Vegan Food: It’s Not About Deprivation
There’s a widespread misconception that vegan food has to be healthy and that veganism is the gateway to an eating disorder. Let’s talk about it!
There’s a perception out there that if you don’t eat whole, raw foods, then you’re not vegan. That veganism has to involve some sort of deprivation diet or an eating disorder. This could not be more untrue.
Over the past couple of weeks I feel like I’m seeing a lot of misrepresentation of what is vegan food and what isn’t. It began with The Blonde Vegan blaming her eating disorder on veganism and ended with a comment that I recently read on a plant based forum I belong to.
My heart goes out to Jordan Younger – The Blonde Vegan – and her struggle with food. As someone who’s also had body image problems, I can absolutely relate. Where I take issue is with the idea that vegan food or a vegan diet caused her orthorexia.
Vegan food doesn’t have to be restrictive, but someone who has issues with food can certainly incorporate those anxieties into her veganism. But it’s not fair to say that vegan food was at the root of her problem. Eating disorders are complex, and it takes more than eschewing animal products to cause that sort of self-loathing. This is me speaking from experience. It trivializes eating disorders to imply that veganism alone can cause something as deep and severe as anorexia or orthorexia.
The comment that really upset me didn’t come from an ex-vegan though. It came from a current vegan who said that some people who “claim to be vegan” actually eat processed food. This sort of judgement within the vegan community is doing our movement far more harm than good.
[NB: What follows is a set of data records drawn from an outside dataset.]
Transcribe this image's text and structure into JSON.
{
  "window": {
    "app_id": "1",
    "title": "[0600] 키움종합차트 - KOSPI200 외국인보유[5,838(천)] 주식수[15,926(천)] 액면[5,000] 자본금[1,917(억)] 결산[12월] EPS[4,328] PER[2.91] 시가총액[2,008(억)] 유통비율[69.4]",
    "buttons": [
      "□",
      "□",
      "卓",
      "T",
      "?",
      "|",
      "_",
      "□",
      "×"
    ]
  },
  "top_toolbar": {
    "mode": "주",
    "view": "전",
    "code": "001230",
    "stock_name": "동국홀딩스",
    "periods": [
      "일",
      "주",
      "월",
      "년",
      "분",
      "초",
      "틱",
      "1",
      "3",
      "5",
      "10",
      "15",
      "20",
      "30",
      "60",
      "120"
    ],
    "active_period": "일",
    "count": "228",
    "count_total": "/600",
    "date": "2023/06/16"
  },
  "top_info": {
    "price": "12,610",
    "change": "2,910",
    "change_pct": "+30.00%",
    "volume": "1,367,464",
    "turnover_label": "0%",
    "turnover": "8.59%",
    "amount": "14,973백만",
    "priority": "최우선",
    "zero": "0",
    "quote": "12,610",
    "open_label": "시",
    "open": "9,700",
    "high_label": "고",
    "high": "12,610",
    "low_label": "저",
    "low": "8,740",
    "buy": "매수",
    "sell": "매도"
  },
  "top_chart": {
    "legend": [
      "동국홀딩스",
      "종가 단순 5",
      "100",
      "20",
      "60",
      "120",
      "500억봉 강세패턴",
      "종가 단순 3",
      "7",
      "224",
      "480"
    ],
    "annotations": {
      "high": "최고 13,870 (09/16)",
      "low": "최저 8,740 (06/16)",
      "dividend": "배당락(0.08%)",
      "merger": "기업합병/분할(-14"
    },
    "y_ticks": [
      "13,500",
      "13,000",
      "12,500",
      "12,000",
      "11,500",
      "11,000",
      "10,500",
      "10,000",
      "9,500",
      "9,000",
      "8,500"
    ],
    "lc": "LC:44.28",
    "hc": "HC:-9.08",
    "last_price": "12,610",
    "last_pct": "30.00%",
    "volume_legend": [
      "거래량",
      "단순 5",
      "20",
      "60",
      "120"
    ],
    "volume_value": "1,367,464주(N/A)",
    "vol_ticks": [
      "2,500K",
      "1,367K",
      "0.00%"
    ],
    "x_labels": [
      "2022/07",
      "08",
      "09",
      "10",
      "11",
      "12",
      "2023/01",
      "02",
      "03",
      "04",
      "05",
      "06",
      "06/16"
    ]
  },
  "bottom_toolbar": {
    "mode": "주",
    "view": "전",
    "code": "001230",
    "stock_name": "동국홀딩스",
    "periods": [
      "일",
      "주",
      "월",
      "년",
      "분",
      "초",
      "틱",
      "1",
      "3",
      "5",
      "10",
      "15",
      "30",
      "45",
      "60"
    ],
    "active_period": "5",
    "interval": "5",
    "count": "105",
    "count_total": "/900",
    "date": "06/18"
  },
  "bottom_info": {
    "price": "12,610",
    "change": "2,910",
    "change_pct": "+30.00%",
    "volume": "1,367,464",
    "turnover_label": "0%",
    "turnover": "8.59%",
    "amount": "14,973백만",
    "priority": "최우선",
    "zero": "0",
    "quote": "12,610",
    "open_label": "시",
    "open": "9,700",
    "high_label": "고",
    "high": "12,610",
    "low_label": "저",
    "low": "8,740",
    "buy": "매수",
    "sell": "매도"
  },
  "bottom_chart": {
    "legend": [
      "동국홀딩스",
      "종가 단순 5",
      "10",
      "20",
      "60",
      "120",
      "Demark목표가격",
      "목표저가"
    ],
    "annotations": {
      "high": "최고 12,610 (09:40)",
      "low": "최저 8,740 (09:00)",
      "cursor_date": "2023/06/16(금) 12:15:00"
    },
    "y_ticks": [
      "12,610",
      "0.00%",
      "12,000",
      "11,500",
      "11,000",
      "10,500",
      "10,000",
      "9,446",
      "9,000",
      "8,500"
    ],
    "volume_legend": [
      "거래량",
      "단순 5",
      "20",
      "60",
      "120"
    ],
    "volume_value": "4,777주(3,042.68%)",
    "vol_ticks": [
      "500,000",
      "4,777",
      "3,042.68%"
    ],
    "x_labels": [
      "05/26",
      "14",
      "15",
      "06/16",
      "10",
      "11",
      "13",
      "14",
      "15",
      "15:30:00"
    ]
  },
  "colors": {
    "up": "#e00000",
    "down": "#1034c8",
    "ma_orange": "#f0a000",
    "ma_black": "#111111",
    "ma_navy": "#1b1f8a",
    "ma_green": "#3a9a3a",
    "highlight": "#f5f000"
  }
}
There seems to be this unspoken game of “Who is the most vegan?” within the vegan community, and everyone has a different definition of what vegan food includes. It makes veganism seem unapproachable, and it doesn’t serve animals at all. And isn’t veganism supposed to be about protecting animals?
I want to disspell this myth that you’re not “really” vegan unless you eat not only plant foods, but specific plant foods. No, no, no.
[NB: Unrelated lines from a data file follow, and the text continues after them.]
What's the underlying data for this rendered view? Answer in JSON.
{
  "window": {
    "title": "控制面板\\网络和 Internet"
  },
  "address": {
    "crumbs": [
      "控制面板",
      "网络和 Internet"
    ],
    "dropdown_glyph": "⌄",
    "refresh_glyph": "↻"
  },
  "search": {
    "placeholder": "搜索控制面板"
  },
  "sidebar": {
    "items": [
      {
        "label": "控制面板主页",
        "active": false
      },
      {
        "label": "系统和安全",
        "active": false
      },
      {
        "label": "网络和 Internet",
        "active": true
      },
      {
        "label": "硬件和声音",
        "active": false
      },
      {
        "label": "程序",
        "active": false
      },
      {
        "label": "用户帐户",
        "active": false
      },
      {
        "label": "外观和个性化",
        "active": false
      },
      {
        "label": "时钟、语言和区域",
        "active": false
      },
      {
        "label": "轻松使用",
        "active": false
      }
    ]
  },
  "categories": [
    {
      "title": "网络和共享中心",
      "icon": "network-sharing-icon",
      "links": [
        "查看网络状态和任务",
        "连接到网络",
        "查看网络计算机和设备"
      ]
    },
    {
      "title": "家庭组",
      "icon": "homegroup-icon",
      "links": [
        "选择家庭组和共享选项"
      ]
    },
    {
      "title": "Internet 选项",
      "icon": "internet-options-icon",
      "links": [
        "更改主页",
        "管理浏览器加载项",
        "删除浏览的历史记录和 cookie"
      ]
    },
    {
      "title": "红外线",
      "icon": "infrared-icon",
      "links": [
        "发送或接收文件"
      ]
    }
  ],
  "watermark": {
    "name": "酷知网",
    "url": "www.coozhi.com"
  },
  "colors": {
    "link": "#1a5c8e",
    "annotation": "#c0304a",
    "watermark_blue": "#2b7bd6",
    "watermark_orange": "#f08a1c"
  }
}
Vegan food doesn’t contain animal products or byproducts. Period.
Here are some examples of vegan food and drinks that you might think are off limits, because they’re not whole foods, and they’re certainly not healthy in excess:
+ Many, many brands of potato chips. Check this recipe for vegan Dorito-crusted tofu, and then tell me that vegan food is about deprivation.
I could list vegan junk foods all day, because there are thousands of options. When I was reading that comment about people who “claim to be vegan,” I was halfway through eating a chocolate bar and on my second glass of wine. Both the chocolate and the wine were animal product free, meaning that they were vegan. Veganism isn’t about a pure diet, I promise!
Veganism is a lifestyle that’s about avoiding animal products as much as humanly possible. If it doesn’t contain animal products and wasn’t tested on animals, it’s vegan. Food doesn’t have to be raw, whole, grain free, sugar free, or gluten free to be vegan. It just has to be animal free.
I’m not saying that I don’t respect plant-strong vegans, gluten free vegans, or grain free vegans. All that I’m saying here is that you don’t need any of those adjectives to be vegan. You just need to embrace a cruelty-free lifestyle, and that lifestyle can include potato chips, wine, cupcakes, and bread if that’s how you want to do it.
This ongoing game of Who’s the Best Vegan is bad news, y’all, and we need to quit it. It doesn’t serve our community, and it doesn’t serve the animals that we’re trying to protect. Pass the potato chips!
I originally published a version of this article at Feelgood Style. It’s republished here with permission.
Image Credit: Dough photo via Shutterstock